Yesterday I was fortunate to spend the majority of the day (around two placement tests in PX) at the Commencement Exercises of Shanghai American School (SAS). The morning’s ceremonies were for Pudong students and the afternoon for Puxi. Having known some of these students since they were in middle school and now seeing them walk across the graduation stage, my heart fluttered more than once.
It was one of the more magical experiences I’ve ever been a part of. With hundreds of parents tearing up, taking photos, and administering huge hugs to their loved ones, the emotion in the room was unmissable. I don’t remember my high school graduation being so emotional, but perhaps it’s different when you’re walking across the stage. I don’t know if there are cultural differences, or age differences, or idiosyncratic differences that lead this ceremony in particular to be meaningful, but there you have it.
What I do know is that we are making a difference in the lives of these students before and after they traipse across the stage wearing their disposable robes and dispensing their all-too-quick handshakes to the school board members. These high school years - so formative for many of the current LearningLeaders students - we get to play a huge part of! Remembering students in their first lesson piecing together PB & J sandwiches, reciting ‘Word of the Week’ sentences (that used to be a thing at LL, back in the day), and competing in their first ever debate or public speaking competitions are memories I’ll cherish. And for some, seeing them hoist a new trophy or award on the day of graduation will prove equally memorable.
Let us not forget that these students, even when they leave our program, are starting a new chapter in their lives through these Commencement Exercises. It’s the start of something new for them. Of course, I hope it is the start of their relationship with our growing aLLumni program and of a future being a supporter of our work and giving back through mentorship to younger students. Of course, I hope it is the start of a new phase of intellectual and personal exploration for them. And of course, while they very well may not continue with debate or public speaking in the future, I hope it is the start of conscientious application of these skills towards whatever fields they ultimately choose to pursue.
The previous night, on Saturday evening, I had the opportunity to see ‘The Iron Cowboy’ speak. For those of you who haven’t heard his story - give him a quick internet search and prepare to be blown away. James Lawrence, or ‘The Iron Cowboy,’ completed 50 Iron- mans in 50 U.S. States in 50 days, shattering any previous world record by a long shot (He was previously the only person to complete 30+ Ironmans in a YEAR). His story itself is inspirational and touches on themes of (predictably!) perseverance and dedication, teamwork, goal-setting, community-building, and family.
Peppered with quotations from Tolstoy (“There is only one time that is important - NOW! It is the most important time because it is the only time when we have any power.”) to Carnegie (“Teamwork is the ability to work together toward a common vision. The ability to direct individual accomplishments towards organizational objectives. It is the fuel that allows common people to attain uncommon results.”) to Conor MacGregor (“#DoubtMe-Now”), the presentation itself was a 90-minute roller coaster of emotions and to me the gold standard of a phenomenal presentation - a magnificent story magnetically shared.

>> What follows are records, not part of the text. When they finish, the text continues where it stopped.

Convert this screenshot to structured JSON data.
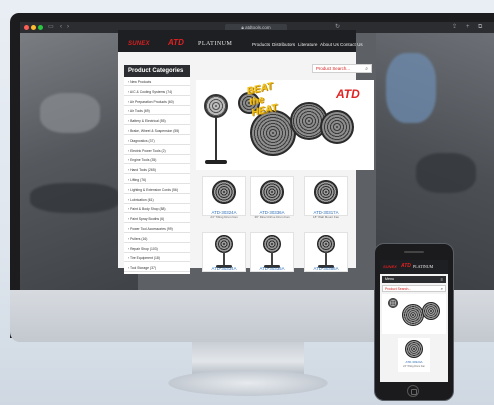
{
  "browser": {
    "url": "atdtools.com"
  },
  "site": {
    "logo_sunex": "SUNEX",
    "logo_atd": "ATD",
    "logo_platinum": "PLATINUM",
    "nav": [
      "Products",
      "Distributors",
      "Literature",
      "About Us",
      "Contact Us"
    ],
    "search_placeholder": "Product Search...",
    "sidebar_title": "Product Categories",
    "categories": [
      "New Products",
      "A/C & Cooling Systems (74)",
      "Air Preparation Products (60)",
      "Air Tools (69)",
      "Battery & Electrical (55)",
      "Brake, Wheel & Suspension (55)",
      "Diagnostics (37)",
      "Electric Power Tools (2)",
      "Engine Tools (35)",
      "Hand Tools (265)",
      "Lifting (76)",
      "Lighting & Extension Cords (56)",
      "Lubrication (61)",
      "Paint & Body Shop (88)",
      "Paint Spray Booths (6)",
      "Power Tool Accessories (99)",
      "Pullers (16)",
      "Repair Shop (103)",
      "Tire Equipment (18)",
      "Tool Storage (37)"
    ],
    "banner_text": "BEAT the HEAT",
    "banner_brand": "ATD",
    "products": [
      {
        "sku": "ATD-30324A",
        "desc": "24\" Tilting Drum Fan"
      },
      {
        "sku": "ATD-30336A",
        "desc": "36\" Direct Drive Drum Fan"
      },
      {
        "sku": "ATD-30317A",
        "desc": "18\" Wall Mount Fan"
      },
      {
        "sku": "ATD-30334A",
        "desc": "Pedestal Fan"
      },
      {
        "sku": "ATD-30335A",
        "desc": "Pedestal Fan"
      },
      {
        "sku": "ATD-30356A",
        "desc": "Wall Mount Fan"
      }
    ]
  },
  "phone": {
    "menu_label": "Menu",
    "search_placeholder": "Product Search...",
    "product_sku": "ATD-30324A",
    "product_desc": "24\" Tilting Drum Fan"
  },
  "colors": {
    "brand_red": "#e02222",
    "link_blue": "#2f6fb6",
    "header_dark": "#1e1f22"
  }
}
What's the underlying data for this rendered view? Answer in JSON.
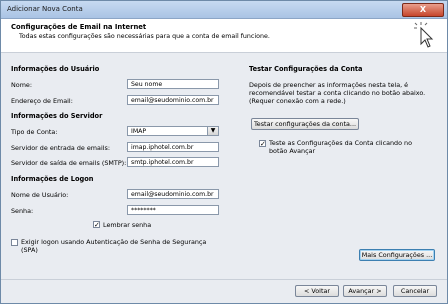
{
  "window": {
    "title": "Adicionar Nova Conta",
    "close_glyph": "X"
  },
  "header": {
    "title": "Configurações de Email na Internet",
    "subtitle": "Todas estas configurações são necessárias para que a conta de email funcione."
  },
  "user_info": {
    "section": "Informações do Usuário",
    "name_label": "Nome:",
    "name_value": "Seu nome",
    "email_label": "Endereço de Email:",
    "email_value": "email@seudominio.com.br"
  },
  "server_info": {
    "section": "Informações do Servidor",
    "account_type_label": "Tipo de Conta:",
    "account_type_value": "IMAP",
    "incoming_label": "Servidor de entrada de emails:",
    "incoming_value": "imap.iphotel.com.br",
    "outgoing_label": "Servidor de saída de emails (SMTP):",
    "outgoing_value": "smtp.iphotel.com.br"
  },
  "logon_info": {
    "section": "Informações de Logon",
    "username_label": "Nome de Usuário:",
    "username_value": "email@seudominio.com.br",
    "password_label": "Senha:",
    "password_value": "********",
    "remember_label": "Lembrar senha",
    "remember_checked": true,
    "spa_label_1": "Exigir logon usando Autenticação de Senha de Segurança",
    "spa_label_2": "(SPA)",
    "spa_checked": false
  },
  "test_settings": {
    "section": "Testar Configurações da Conta",
    "description_1": "Depois de preencher as informações nesta tela, é",
    "description_2": "recomendável testar a conta clicando no botão abaixo.",
    "description_3": "(Requer conexão com a rede.)",
    "test_button": "Testar configurações da conta...",
    "auto_test_label_1": "Teste as Configurações da Conta clicando no",
    "auto_test_label_2": "botão Avançar",
    "auto_test_checked": true
  },
  "buttons": {
    "more_settings": "Mais Configurações ...",
    "back": "< Voltar",
    "next": "Avançar >",
    "cancel": "Cancelar"
  },
  "check_glyph": "✓"
}
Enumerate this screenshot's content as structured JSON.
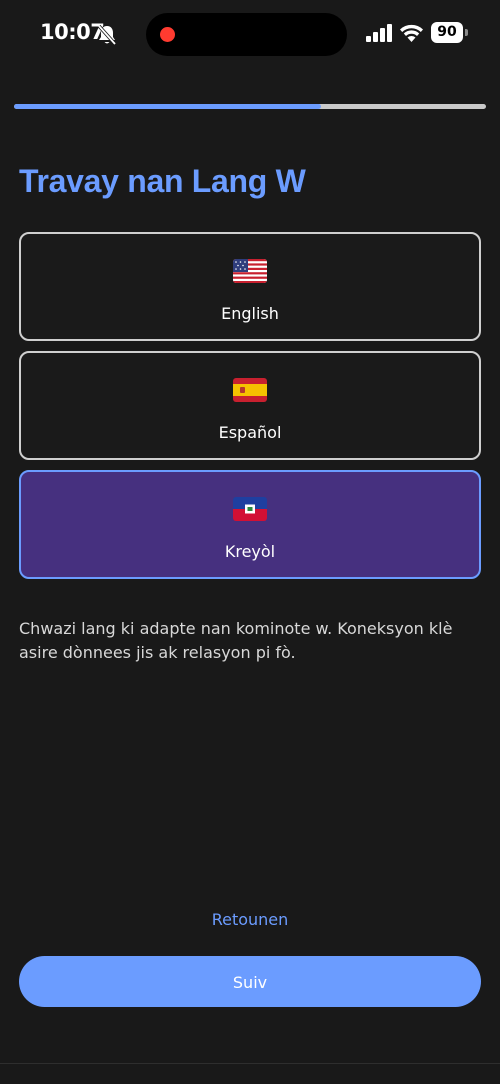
{
  "status_bar": {
    "time": "10:07",
    "battery": "90"
  },
  "progress": {
    "fraction": 0.65
  },
  "title": "Travay nan Lang W",
  "languages": [
    {
      "label": "English",
      "flag": "us-flag-icon",
      "selected": false
    },
    {
      "label": "Español",
      "flag": "spain-flag-icon",
      "selected": false
    },
    {
      "label": "Kreyòl",
      "flag": "haiti-flag-icon",
      "selected": true
    }
  ],
  "description": "Chwazi lang ki adapte nan kominote w. Koneksyon klè asire dònnees jis ak relasyon pi fò.",
  "actions": {
    "back_label": "Retounen",
    "next_label": "Suiv"
  },
  "colors": {
    "accent": "#6b9cff",
    "selected_card": "#46307f",
    "background": "#191919"
  }
}
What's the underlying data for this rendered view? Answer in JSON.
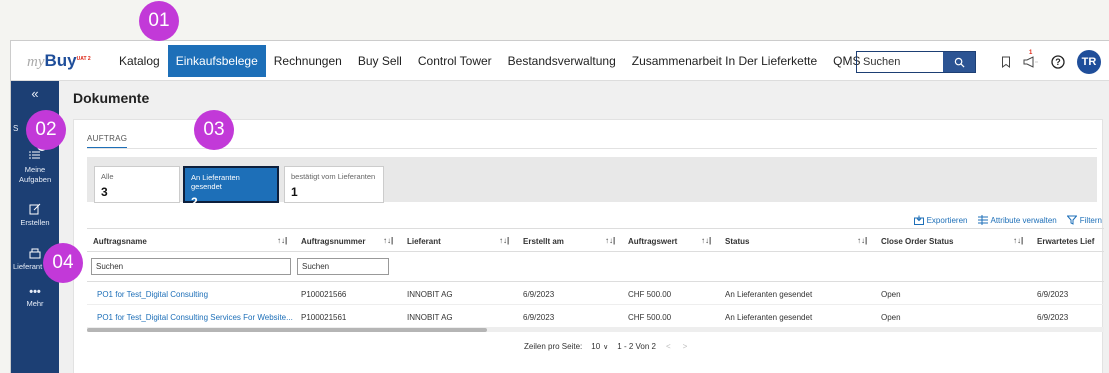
{
  "logo": {
    "text": "my",
    "brand": "Buy",
    "badge": "UAT 2"
  },
  "nav": [
    "Katalog",
    "Einkaufsbelege",
    "Rechnungen",
    "Buy Sell",
    "Control Tower",
    "Bestandsverwaltung",
    "Zusammenarbeit In Der Lieferkette",
    "QMS"
  ],
  "search": {
    "placeholder": "Suchen"
  },
  "notifications": {
    "count": "1"
  },
  "user": {
    "initials": "TR"
  },
  "sidebar": {
    "collapse": "«",
    "badge": "5",
    "items": [
      "Meine Aufgaben",
      "Erstellen",
      "Lieferant",
      "Mehr"
    ],
    "partial_label": "S"
  },
  "page": {
    "title": "Dokumente"
  },
  "tab": {
    "label": "AUFTRAG"
  },
  "tiles": [
    {
      "label": "Alle",
      "count": "3"
    },
    {
      "label": "An Lieferanten gesendet",
      "count": "2"
    },
    {
      "label": "bestätigt vom Lieferanten",
      "count": "1"
    }
  ],
  "toolbar": {
    "export": "Exportieren",
    "attributes": "Attribute verwalten",
    "filter": "Filtern"
  },
  "columns": [
    "Auftragsname",
    "Auftragsnummer",
    "Lieferant",
    "Erstellt am",
    "Auftragswert",
    "Status",
    "Close Order Status",
    "Erwartetes Lief"
  ],
  "filters": {
    "name": "Suchen",
    "number": "Suchen"
  },
  "rows": [
    {
      "name": "PO1 for Test_Digital Consulting",
      "number": "P100021566",
      "supplier": "INNOBIT AG",
      "date": "6/9/2023",
      "value": "CHF 500.00",
      "status": "An Lieferanten gesendet",
      "close": "Open",
      "expected": "6/9/2023"
    },
    {
      "name": "PO1 for Test_Digital Consulting Services For Website...",
      "number": "P100021561",
      "supplier": "INNOBIT AG",
      "date": "6/9/2023",
      "value": "CHF 500.00",
      "status": "An Lieferanten gesendet",
      "close": "Open",
      "expected": "6/9/2023"
    }
  ],
  "pager": {
    "label": "Zeilen pro Seite:",
    "size": "10",
    "range": "1 - 2 Von 2"
  },
  "markers": [
    "01",
    "02",
    "03",
    "04"
  ],
  "colors": {
    "primary": "#1d6fb8",
    "sidebar": "#1c3f74",
    "marker": "#c239d8"
  }
}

As you likely know, I’m a big believer in all of that stuff: goal-setting, planning, focused execution, learning day in and day out how to improve. But the highlight of the entire evening to me was part of the Q&A session following the presentation. Asked, “What is it like to be the most accomplished Ironman athlete in the world? How do you keep your edge once you are number one?” Lawrence replied, “I don’t plan on being remembered for the 50/50/50. I think this is just the beginning of my contributions to helping others realize their untapped potential.”
Here is a guy who is world champion/world record-holder/world #1 (however you want to cut it) and he’s out there reinventing himself and just about to embark on a new adventure and challenge. He has an ambitious plan which he shared with us later in the evening over food and drinks and which you can read more about online if you’re curious.
Reinventing yourself is a choice and a challenging one at that. When we’re young, sometimes we need “artificial” commencement ceremonies to kick us on to the next step. Walking across the stage in front of family and friends and to applause is a ritual that tells us distinctly, “Okay - you’re done with Level 5. Time to move to Level 6.” What is more challenging still is when you step off that pre-programmed track and decide what level you’re on to begin with and how you want to level up.
“When do I reinvent myself? How do I know when I’ve reached the peak? Which peak is the right one, anyways? What skills will I need to take me to the next one? Who can help me?” The further along we all progress in our lives and careers, the more thorny these questions might become.
In the final days or weeks that we have with these soon-to-be university students, I hope that every one of us can lend a hand, offer advice, be willing to listen, and help in celebrating their achievements. They are all about to embark on what is likely to be a thrilling and daunting step of self-reinvention. As capable as we think anyone is, encouragement never hurts.